Is greenwashing old news? The latest component of ESG to be subject to a good scrubbing is diversity: specifically, “diversity washing.” What’s that? According to this paper authored by academics from several institutions, including Chicago Booth and the Rock Center for Corporate Governance at Stanford, there are a number of companies that actively promote their commitments to diversity, equity and inclusion in their public communications but, in actuality, their hiring practices, well, don’t quite measure up. The authors label companies with significant discrepancies—companies that “discuss diversity more than their actual employee gender and racial diversity warrants—as ‘diversity washers.’” What’s more, the authors found, companies that engaged in diversity washing received better ratings from ESG rating firms and were often financed by ESG-focused funds, even though these companies were “more likely to incur discrimination violations and pay larger fines for these actions.” The authors cautioned companies that getting a handle on the level of misrepresentation in this area is important because “a failure to adequately address deficiencies in DEI has real effects on firms, including costly ESG audits initiated by activist shareholders, increased scrutiny from regulators, and bad publicity that can negatively affect customer loyalty.” Not to mention the “social and economic loss” for ESG investors.
The paper searched through disclosures about commitments to diversity in SEC filings for “nearly all U.S. public corporations” from 2008 through 2021, using a dictionary constructed of terms related to DEI—such as “gender discrimination,” “unconscious bias,” “people of color,” “being an ally,” “white privilege” or “pay equity.” The authors then compared the disclosures with a set of “novel data” measuring the companies’ actual employee diversity. The result: a “significant disconnect.” Where workplace diversity was out of line with the expected level of discussion of DEI, the authors treated the deviations as misrepresentations. The authors found increased prevalence of DEI-related terms over time, suggesting both an increased interest in DEI generally as well as increased potential for “opportunistic DEI disclosures.” The study also found similar misrepresentations in voluntary corporate social responsibility reports and on social media.
The authors found that companies identified as diversity washers were, on average, “larger with worse financial performance.

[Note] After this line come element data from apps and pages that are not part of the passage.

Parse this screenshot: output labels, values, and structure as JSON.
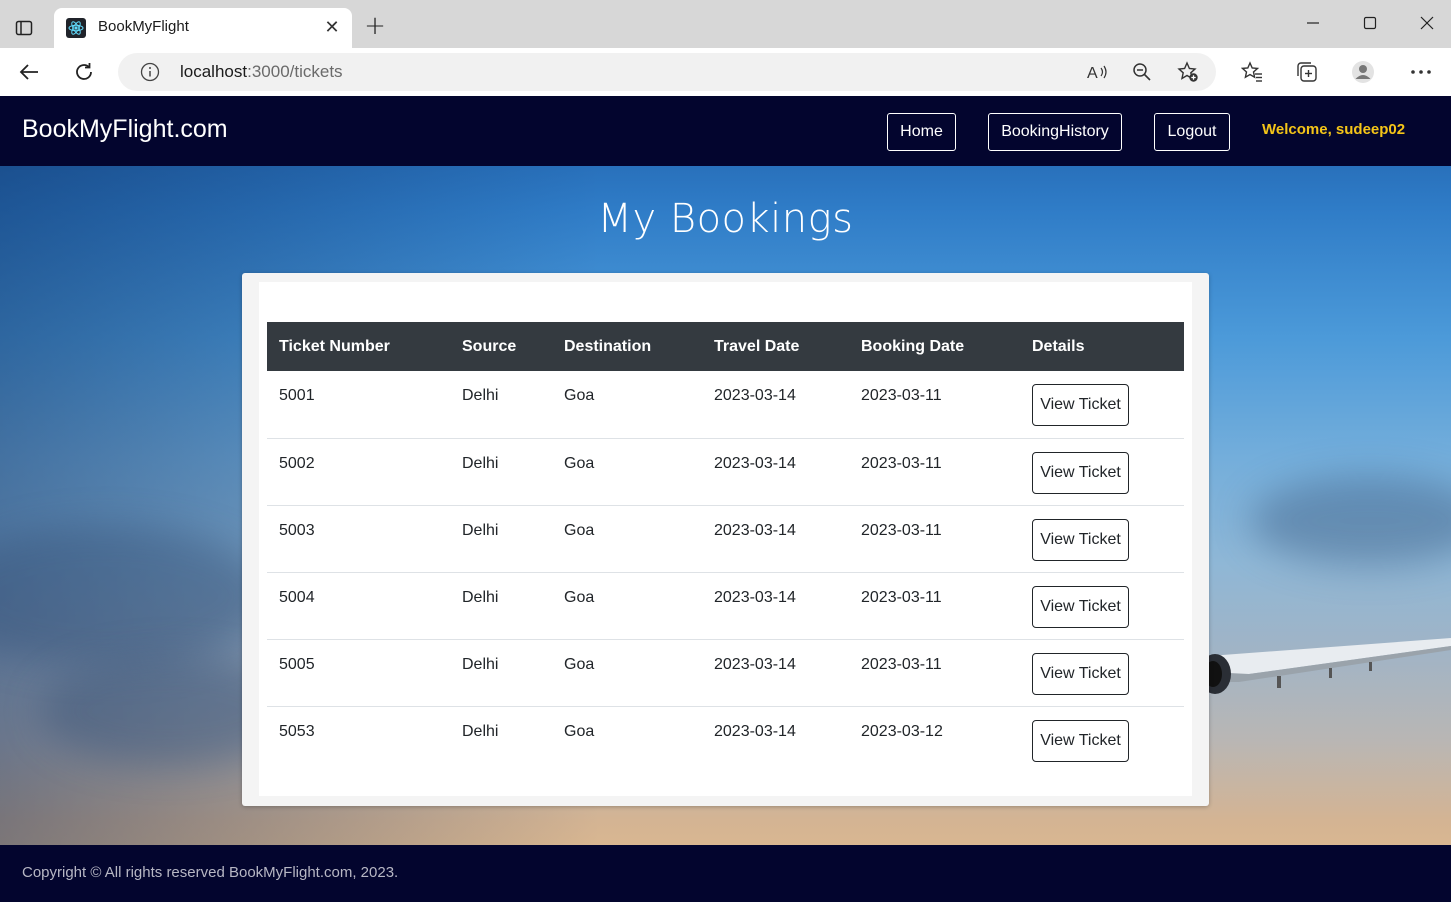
{
  "browser": {
    "tab_title": "BookMyFlight",
    "url_host": "localhost",
    "url_path": ":3000/tickets"
  },
  "navbar": {
    "brand": "BookMyFlight.com",
    "links": [
      "Home",
      "BookingHistory",
      "Logout"
    ],
    "welcome": "Welcome, sudeep02"
  },
  "page": {
    "title": "My Bookings"
  },
  "table": {
    "columns": [
      "Ticket Number",
      "Source",
      "Destination",
      "Travel Date",
      "Booking Date",
      "Details"
    ],
    "rows": [
      {
        "ticket": "5001",
        "source": "Delhi",
        "destination": "Goa",
        "travel_date": "2023-03-14",
        "booking_date": "2023-03-11",
        "action": "View Ticket"
      },
      {
        "ticket": "5002",
        "source": "Delhi",
        "destination": "Goa",
        "travel_date": "2023-03-14",
        "booking_date": "2023-03-11",
        "action": "View Ticket"
      },
      {
        "ticket": "5003",
        "source": "Delhi",
        "destination": "Goa",
        "travel_date": "2023-03-14",
        "booking_date": "2023-03-11",
        "action": "View Ticket"
      },
      {
        "ticket": "5004",
        "source": "Delhi",
        "destination": "Goa",
        "travel_date": "2023-03-14",
        "booking_date": "2023-03-11",
        "action": "View Ticket"
      },
      {
        "ticket": "5005",
        "source": "Delhi",
        "destination": "Goa",
        "travel_date": "2023-03-14",
        "booking_date": "2023-03-11",
        "action": "View Ticket"
      },
      {
        "ticket": "5053",
        "source": "Delhi",
        "destination": "Goa",
        "travel_date": "2023-03-14",
        "booking_date": "2023-03-12",
        "action": "View Ticket"
      }
    ]
  },
  "footer": {
    "text": "Copyright © All rights reserved BookMyFlight.com, 2023."
  },
  "icons": {
    "browser_toolbar": [
      "read-aloud-icon",
      "zoom-out-icon",
      "add-favorite-icon",
      "favorites-icon",
      "collections-icon",
      "profile-icon",
      "more-icon"
    ]
  },
  "colors": {
    "navbar_bg": "#03052e",
    "welcome": "#f5c518",
    "table_header_bg": "#343a40"
  }
}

These findings are consistent with large, high-profile companies attempting to boost their ESG profiles to lessen shareholder focus on poor financial performance.” Moreover, the study found that these companies had less workplace diversity, lost more diverse employees, and were more likely to incur higher diversity-related EEOC penalties. To the concern that companies identified as diversity washers may in fact simply be behind on their DEI commitments, the authors found that “diversity washing is not associated with subsequent improvements in underlying diversity.”
Finally, the authors found that these DEI-related disclosures—which shareholders and stakeholders may have trouble validating—did have an impact on investors. The study showed a “positive association between diversity washers’ overall ESG and social ratings,” with one ESG rating firm awarding diversity washers an approximately 13% higher ESG score relative to non-diversity washers. In addition, the study demonstrated that diversity washers had approximately 9.4% more socially responsible investment fund ownership than non-diversity washers, highlighting the possibility that the flow of sustainable assets could be “distorted” by these misrepresentations. “This potential manipulation” the authors conclude, “is an economic benefit to diversity-washing companies and an economic and social loss for investors with an ESG focus.”